1Anatomy and Neurobiology, Boston University School of Medicine, 2Behavorial Sciences, University of Michigan-Dearborn
Saturday Morning, 301D

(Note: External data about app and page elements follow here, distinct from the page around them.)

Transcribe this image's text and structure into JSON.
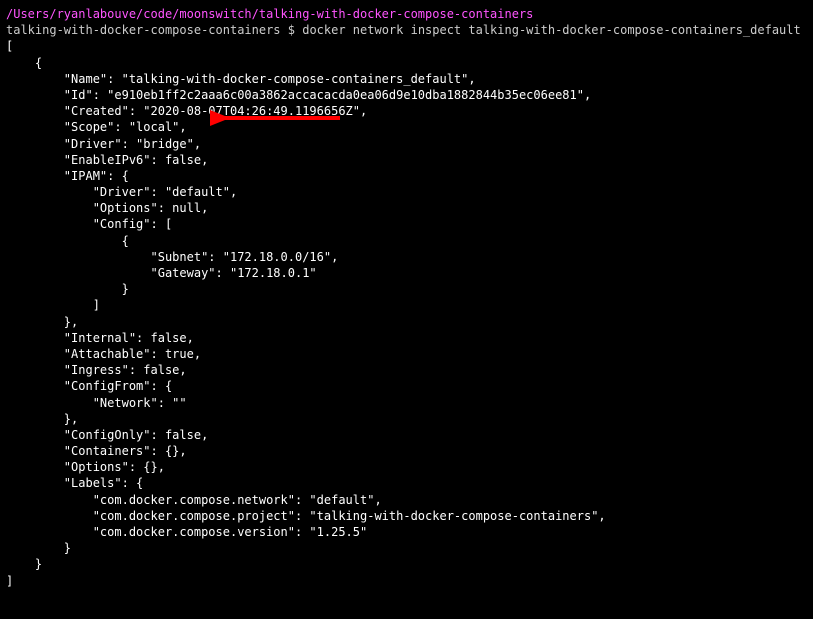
{
  "terminal": {
    "cwd": "/Users/ryanlabouve/code/moonswitch/talking-with-docker-compose-containers",
    "prompt_prefix": "talking-with-docker-compose-containers $ ",
    "command": "docker network inspect talking-with-docker-compose-containers_default",
    "output": "[\n    {\n        \"Name\": \"talking-with-docker-compose-containers_default\",\n        \"Id\": \"e910eb1ff2c2aaa6c00a3862accacacda0ea06d9e10dba1882844b35ec06ee81\",\n        \"Created\": \"2020-08-07T04:26:49.1196656Z\",\n        \"Scope\": \"local\",\n        \"Driver\": \"bridge\",\n        \"EnableIPv6\": false,\n        \"IPAM\": {\n            \"Driver\": \"default\",\n            \"Options\": null,\n            \"Config\": [\n                {\n                    \"Subnet\": \"172.18.0.0/16\",\n                    \"Gateway\": \"172.18.0.1\"\n                }\n            ]\n        },\n        \"Internal\": false,\n        \"Attachable\": true,\n        \"Ingress\": false,\n        \"ConfigFrom\": {\n            \"Network\": \"\"\n        },\n        \"ConfigOnly\": false,\n        \"Containers\": {},\n        \"Options\": {},\n        \"Labels\": {\n            \"com.docker.compose.network\": \"default\",\n            \"com.docker.compose.project\": \"talking-with-docker-compose-containers\",\n            \"com.docker.compose.version\": \"1.25.5\"\n        }\n    }\n]"
  }
}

Since the emergence of both forensic anthropology and bioarchaeology, scholars have spent considerable amounts of time describing skeletal remains of individuals. As a student of the late William Maples who was known for his analyses of notable individuals such as the conquistador Francisco Pizarro and President Zachary Taylor, Karen Ramey Burns was trained in this intellectual tradition. During her remarkable career, Kar Burns contributed to the study of the individual through her analysis of well-known cases such as the Polish-born Revolutionary War hero Casimir Pulaski and the American aviator Amelia Earhart. Burns also spent time placing emphasis on individuals such as those victims from the Raboteau Massacre in Haiti. In the ensuing trial, Burns initiated the first use of physical evidence in a Haitian court that led to the successful prosecution of many perpetrators of human rights abuses, including military leaders. Recently, bioarchaeologists have embraced the individual as a discrete unit of analysis in an emerging body of work included within a framework of social bioarchaeology. These scholars generate osteobiographies of individual skeletons in order to examine social contexts of identity and life-history. Analyzing individual skeletons has allowed scholars to consider new questions on topics ranging from physical impairment to political resistance. Using a published case of an individual skeleton recovered from the DeArmond site in Roane County, Tennessee during the illustrious WPA-era excavations of the 1940s, we hope to contribute to the discussion related to the study of individuals and the bioarchaeology of impairment and social constructions of disability.